* [The task] If "icon" shows up in a line of the material, return that line.

══════════

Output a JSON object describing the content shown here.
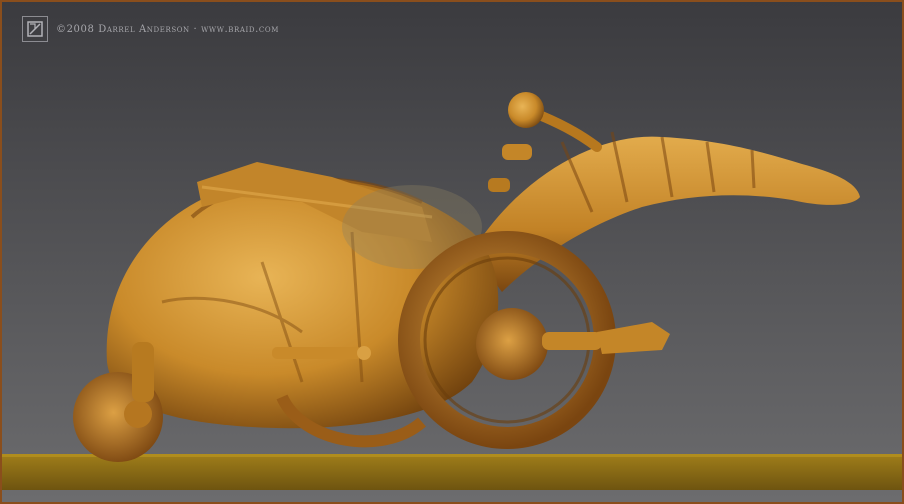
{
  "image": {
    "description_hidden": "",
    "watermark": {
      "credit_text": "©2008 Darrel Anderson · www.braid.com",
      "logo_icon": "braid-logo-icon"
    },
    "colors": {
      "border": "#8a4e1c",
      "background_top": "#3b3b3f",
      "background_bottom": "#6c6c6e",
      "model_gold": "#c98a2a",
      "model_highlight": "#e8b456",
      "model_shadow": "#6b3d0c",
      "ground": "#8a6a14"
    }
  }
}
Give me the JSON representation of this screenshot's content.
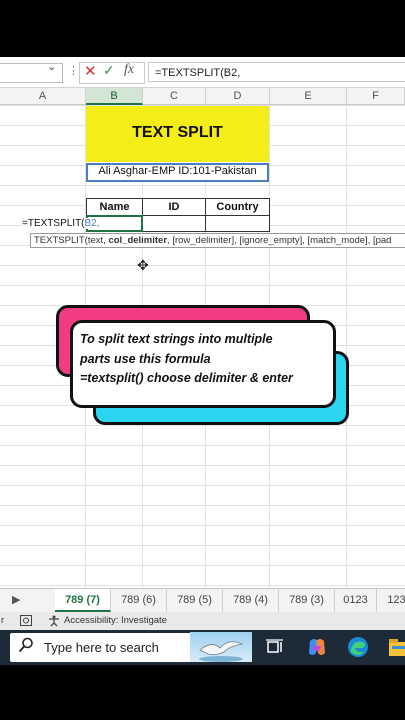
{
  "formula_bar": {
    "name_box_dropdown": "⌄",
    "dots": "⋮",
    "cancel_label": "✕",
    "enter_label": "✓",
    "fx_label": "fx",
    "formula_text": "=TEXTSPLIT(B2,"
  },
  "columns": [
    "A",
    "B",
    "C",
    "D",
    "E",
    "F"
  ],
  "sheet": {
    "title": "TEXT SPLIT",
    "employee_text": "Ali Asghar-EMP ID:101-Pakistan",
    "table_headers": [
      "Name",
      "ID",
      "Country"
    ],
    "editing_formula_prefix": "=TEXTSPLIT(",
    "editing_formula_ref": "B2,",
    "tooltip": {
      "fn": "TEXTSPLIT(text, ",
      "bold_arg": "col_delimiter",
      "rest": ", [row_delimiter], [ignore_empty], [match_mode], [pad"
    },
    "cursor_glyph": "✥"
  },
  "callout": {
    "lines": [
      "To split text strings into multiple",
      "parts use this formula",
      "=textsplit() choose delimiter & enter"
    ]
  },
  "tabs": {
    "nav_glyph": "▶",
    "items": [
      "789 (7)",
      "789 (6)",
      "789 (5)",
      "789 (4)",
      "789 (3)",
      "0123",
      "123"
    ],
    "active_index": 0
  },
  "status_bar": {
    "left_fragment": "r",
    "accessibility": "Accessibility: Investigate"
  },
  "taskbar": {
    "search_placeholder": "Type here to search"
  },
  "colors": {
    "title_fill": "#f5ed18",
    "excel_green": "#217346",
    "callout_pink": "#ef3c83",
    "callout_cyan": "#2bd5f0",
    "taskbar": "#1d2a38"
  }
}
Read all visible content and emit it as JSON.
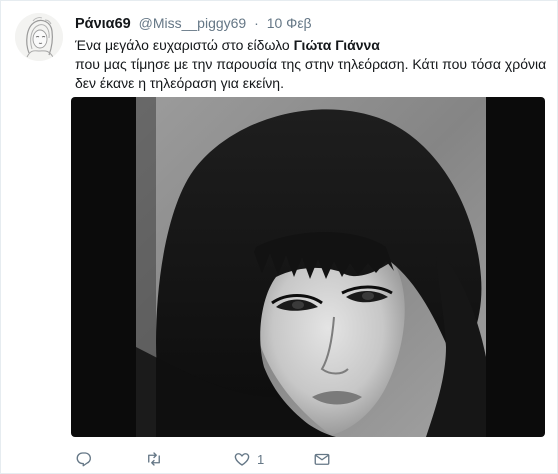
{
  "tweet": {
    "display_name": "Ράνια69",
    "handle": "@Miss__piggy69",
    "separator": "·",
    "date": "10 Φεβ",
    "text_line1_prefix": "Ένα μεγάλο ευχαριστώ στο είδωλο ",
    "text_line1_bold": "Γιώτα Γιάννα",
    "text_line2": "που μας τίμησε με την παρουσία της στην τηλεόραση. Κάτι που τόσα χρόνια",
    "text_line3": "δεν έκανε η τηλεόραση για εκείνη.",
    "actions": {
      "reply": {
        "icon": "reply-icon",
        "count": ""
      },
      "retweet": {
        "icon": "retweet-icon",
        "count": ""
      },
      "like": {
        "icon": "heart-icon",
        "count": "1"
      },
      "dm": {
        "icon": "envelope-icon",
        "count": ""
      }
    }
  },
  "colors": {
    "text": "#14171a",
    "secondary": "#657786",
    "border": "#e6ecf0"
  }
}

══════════

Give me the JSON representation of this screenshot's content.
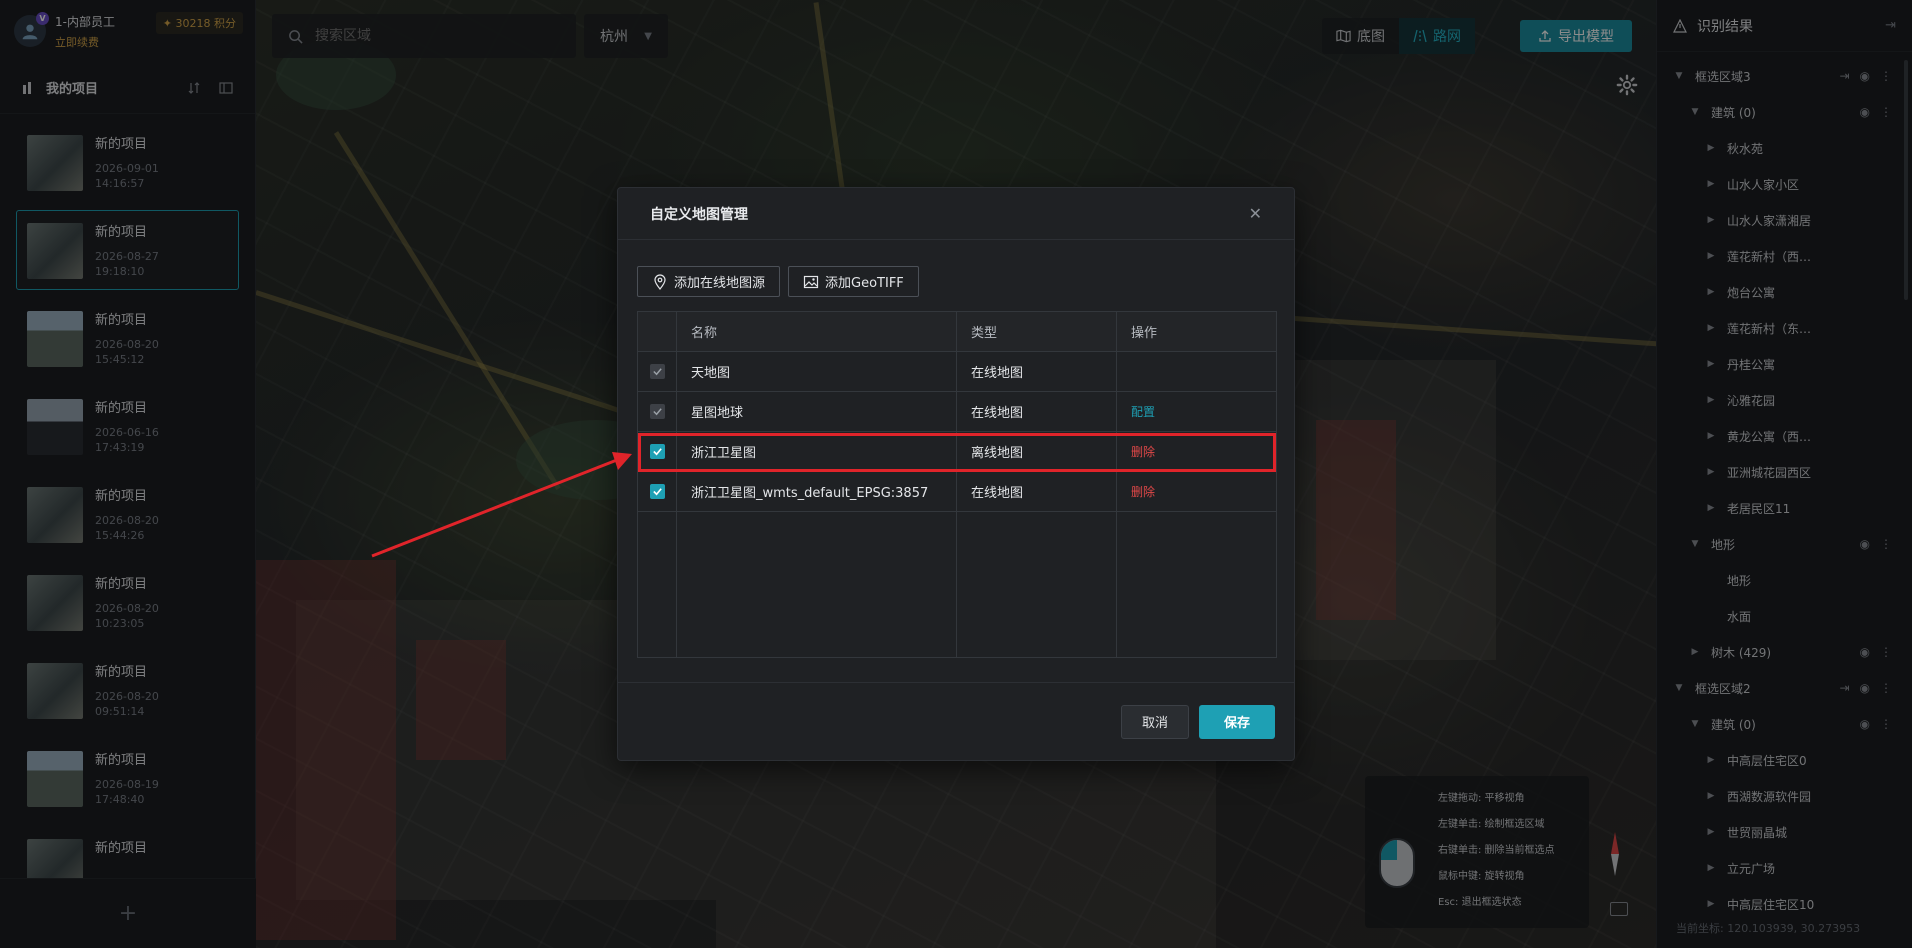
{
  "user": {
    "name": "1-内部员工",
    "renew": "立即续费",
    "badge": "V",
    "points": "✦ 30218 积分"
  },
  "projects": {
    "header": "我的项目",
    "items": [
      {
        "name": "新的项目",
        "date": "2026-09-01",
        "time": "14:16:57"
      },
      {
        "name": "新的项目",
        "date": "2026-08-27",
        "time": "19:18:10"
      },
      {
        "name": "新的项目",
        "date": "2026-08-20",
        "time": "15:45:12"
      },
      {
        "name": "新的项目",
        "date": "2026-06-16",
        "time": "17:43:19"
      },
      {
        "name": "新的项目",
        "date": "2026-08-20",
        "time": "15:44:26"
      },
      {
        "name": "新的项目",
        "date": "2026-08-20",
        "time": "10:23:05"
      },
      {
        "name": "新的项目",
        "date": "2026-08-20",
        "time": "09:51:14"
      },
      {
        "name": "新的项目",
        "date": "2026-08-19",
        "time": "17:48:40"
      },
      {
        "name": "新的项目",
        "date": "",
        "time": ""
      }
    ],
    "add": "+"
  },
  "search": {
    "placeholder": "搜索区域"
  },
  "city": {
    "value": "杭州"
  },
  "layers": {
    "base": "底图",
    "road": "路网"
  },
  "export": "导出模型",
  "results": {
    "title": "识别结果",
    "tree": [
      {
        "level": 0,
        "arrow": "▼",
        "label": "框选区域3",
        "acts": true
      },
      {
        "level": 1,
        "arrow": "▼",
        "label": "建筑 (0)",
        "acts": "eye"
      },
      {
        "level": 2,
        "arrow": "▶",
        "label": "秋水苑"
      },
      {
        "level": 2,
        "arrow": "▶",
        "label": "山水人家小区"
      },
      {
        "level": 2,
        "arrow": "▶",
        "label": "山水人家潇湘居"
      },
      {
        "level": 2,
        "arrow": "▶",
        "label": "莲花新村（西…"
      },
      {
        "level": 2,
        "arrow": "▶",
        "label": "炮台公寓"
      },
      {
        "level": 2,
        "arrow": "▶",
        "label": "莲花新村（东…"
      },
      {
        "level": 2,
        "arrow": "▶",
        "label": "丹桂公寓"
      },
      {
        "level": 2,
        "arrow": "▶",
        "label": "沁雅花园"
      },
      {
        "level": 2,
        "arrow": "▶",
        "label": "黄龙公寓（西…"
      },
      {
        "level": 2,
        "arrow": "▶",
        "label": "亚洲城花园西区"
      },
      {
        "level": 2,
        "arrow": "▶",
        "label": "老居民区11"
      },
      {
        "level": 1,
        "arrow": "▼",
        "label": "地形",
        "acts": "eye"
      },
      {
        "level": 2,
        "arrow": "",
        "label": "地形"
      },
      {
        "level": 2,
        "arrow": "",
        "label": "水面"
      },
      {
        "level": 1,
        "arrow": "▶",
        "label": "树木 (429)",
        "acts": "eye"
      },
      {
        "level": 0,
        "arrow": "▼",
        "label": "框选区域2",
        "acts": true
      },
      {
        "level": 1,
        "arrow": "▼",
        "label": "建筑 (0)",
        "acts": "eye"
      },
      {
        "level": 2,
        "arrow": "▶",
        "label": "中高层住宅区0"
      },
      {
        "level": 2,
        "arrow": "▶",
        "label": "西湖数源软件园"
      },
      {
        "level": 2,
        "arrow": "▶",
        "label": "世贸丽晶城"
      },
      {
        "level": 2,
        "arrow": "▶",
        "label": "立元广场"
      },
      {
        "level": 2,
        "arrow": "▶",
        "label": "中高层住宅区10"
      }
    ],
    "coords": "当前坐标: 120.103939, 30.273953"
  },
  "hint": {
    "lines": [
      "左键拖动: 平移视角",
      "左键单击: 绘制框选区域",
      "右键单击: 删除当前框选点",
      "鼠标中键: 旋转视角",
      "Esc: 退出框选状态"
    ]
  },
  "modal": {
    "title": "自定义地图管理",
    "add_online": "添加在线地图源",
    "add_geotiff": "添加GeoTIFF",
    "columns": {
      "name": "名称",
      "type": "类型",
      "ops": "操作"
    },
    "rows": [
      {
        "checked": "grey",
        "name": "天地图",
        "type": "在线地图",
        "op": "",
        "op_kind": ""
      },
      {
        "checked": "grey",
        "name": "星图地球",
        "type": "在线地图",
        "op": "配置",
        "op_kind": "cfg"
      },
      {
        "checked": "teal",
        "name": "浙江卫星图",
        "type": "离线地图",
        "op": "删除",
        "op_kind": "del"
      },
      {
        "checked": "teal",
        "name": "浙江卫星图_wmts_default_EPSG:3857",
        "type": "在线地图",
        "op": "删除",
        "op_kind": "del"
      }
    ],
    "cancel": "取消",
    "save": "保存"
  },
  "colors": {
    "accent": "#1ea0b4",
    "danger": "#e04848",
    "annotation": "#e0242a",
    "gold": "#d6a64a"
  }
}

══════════

* [Expected answer]
      "logo_icon": "braid-logo-icon"
        "icon": "reply-icon",
        "icon": "retweet-icon",
        "icon": "heart-icon",
        "icon": "envelope-icon",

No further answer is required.